After having been leaked for several weeks, a draft proposal for Yemen’s new constitution has finally been officially published online. Among other things, it offers insights into the ongoing struggle about what state structure Yemen should have in the future, with important parallels to similar processes in Iraq and Libya. The draft constitution defines Yemen as a federal country, with key questions relating to the demarcation of federal units, as well as the division of power between the centre and the projected regions.
As far as administrative divisions are concerned, the draft (article 391) defines Yemen as a country of six regions, of which four will be in the north and two in the south (Aden and Hadramawt). Subunits of the regions are listed, meaning that boundary demarcation will be a relatively minor issue. Additionally, the cities of Sanaa (capital) and Aden (commercial special area) will have separate statuses. The partition of the north into four separate subunits is known to have prompted strong objections from the Shiite-leaning Houthi movement (which senses it will be left short-changed in a way that is not commensurate with its recent military successes) but is in line with previous UN-sponsored proposals.
In this way, the Yemeni draft goes further than the Iraqi constitution in presenting a fully-fledged federal map where the entire country is subdivided into federal regions from the outset. There are also some checks and balances regarding territorial representation at the central government, including provisions for 40% representation of the two southern regions in the first parliament (article 139) and a requirement that senate decisions must enjoy support of at least a third of southern senators (article 143). The president (who, unlike Iraq, will be the main executive) and his deputy are to be elected on a single list representing more than one region (article 180), though the powers of the deputy president are not defined beyond whatever the president decides (see article 194).
The most important issue concerns division of power between the different levels of government. The Yemeni draft is unsatisfactory in this respect, exactly like the Iraqi constitution that was adopted in 2005, and arguably a lot less clear than the recently published Libyan draft constitution. The problem is the way in which the concept of residualism is tackled. In most federations, division of power is defined by a list of powers that are reserved for either the centre or for the subunits exclusively – with everything else (the “residual”) by implication being reserved for the other. There may also be a specific list of shared powers. However, in the Yemen draft constitution there are at least six points related to this. Firstly, there is an enumeration of powers for the central government. Secondly, there is an enumeration of powers for the regions. Thirdly, there is a list of powers for subunits within the federal regions. Fourthly, there is a list of shared areas of government between the centre and the federal regions. Fifthly, there appears to be an attempt at establishing residualism in favour of the regions for anything not specifically mentioned at any level. Sixthly, provision is clearly being made for special autonomies for the two cities with special administrative statuses (Sanaa and Aden) but there is no specification of their exact powers.
As for those powers that are mentioned as exclusive powers of the federal government, beyond the rock-bottom minimum of the likes of weight and measures and external defence, there is national electricity provision as well as “national education”. Both are examples of things that are constitutionally not the exclusive powers of the central government in Iraq but are nonetheless directed from Baghdad in practice. “Shared competencies” between the federal government and the regions include policy areas that are less contested like youth, women’s affairs and sports.

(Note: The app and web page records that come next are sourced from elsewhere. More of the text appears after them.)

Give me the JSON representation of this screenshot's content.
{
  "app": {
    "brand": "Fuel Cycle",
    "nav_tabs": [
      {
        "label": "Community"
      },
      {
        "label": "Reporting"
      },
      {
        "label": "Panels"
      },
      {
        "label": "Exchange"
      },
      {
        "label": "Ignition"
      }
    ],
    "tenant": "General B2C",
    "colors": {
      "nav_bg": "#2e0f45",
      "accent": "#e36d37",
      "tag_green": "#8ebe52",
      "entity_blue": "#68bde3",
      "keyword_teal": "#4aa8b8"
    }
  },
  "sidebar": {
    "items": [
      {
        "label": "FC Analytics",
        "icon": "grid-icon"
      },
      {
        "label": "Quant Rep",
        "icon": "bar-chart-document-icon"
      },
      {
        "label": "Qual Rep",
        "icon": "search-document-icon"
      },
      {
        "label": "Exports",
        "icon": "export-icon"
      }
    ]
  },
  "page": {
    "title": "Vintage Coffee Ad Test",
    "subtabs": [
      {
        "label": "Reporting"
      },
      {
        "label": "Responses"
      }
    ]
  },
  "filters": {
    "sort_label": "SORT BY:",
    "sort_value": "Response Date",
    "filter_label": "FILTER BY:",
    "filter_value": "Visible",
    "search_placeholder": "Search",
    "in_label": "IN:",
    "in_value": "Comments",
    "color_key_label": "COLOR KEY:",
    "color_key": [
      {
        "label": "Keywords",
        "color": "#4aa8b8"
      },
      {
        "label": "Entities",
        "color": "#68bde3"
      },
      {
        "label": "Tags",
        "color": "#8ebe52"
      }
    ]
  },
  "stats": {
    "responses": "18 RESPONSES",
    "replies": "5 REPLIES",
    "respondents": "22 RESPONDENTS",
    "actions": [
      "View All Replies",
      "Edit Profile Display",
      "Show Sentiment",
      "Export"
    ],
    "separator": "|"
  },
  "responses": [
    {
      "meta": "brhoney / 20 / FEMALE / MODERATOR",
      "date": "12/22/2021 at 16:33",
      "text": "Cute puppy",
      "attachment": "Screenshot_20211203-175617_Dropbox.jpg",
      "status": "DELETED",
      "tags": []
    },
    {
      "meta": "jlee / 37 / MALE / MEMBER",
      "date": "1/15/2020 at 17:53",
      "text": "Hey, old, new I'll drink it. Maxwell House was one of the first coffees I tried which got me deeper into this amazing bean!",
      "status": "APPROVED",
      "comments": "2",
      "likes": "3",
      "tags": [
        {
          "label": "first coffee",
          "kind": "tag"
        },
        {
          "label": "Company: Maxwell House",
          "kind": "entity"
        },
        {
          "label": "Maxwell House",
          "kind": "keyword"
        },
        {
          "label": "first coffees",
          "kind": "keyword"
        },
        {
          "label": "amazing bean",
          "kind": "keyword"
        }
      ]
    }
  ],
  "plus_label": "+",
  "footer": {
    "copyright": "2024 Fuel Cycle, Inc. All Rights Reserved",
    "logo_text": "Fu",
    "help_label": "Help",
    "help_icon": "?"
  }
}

On the other hand, a noteworthy item among the powers reserved exclusively for the regions (article 337) is the right to sign deals for trade and investment. But other “exclusive” areas are less exclusive in reality. For example, confusingly, for both education and environment, a distinction is made between national and local policy, meaning very critical demarcation issues are left for later.
Beyond this, article 338 outlines competencies of subunits in the federal regions (wilayats). This is confusing, especially because there is sometimes no clear specification of whether policy-making or simply the provision of services is intended, for example when public services including water, gas and electricity are mentioned. There is also a contradiction in the way in which powers of subunits of federal regions are already defined by the drafters of the constitution. This leaves very little room for meaningful content in the stipulated new constitutions of the regions.
On top of this, article 341 seems to establish the principle of residualism in favour of the regions for whatever competencies are not enumerated specifically for either the central government or the local subunits. One might think that oil and gas could be one such residual area but that is not the case. Instead, separate sections (articles 357 and 387-90) address energy issues, but only by way of generalities, leaving the designation of revenue distribution and the management of the oil sector for future legislation. With vague concepts like “a just (adila) distribution” the Yemeni draft constitution offers even less in terms of guidelines than the hapless Iraqi one from 2005, and much less than the relatively clear Libyan constitutional draft that was released recently.
In sum, the long-winded Yemeni draft constitution provides less clarity than the often contradictive Iraqi constitution of 2005, and much less than the Libyan constitutional draft. With the military situation unfolding rapidly, there is not much in this document that key players can look to in order to save the situation and bring it back to the political track. Quite the contrary, it has been suggested that fury simply over the proposed administrative divisions and the six-way federal scheme was a contributing factor behind the recent moves of the Houthis against the Yemeni president.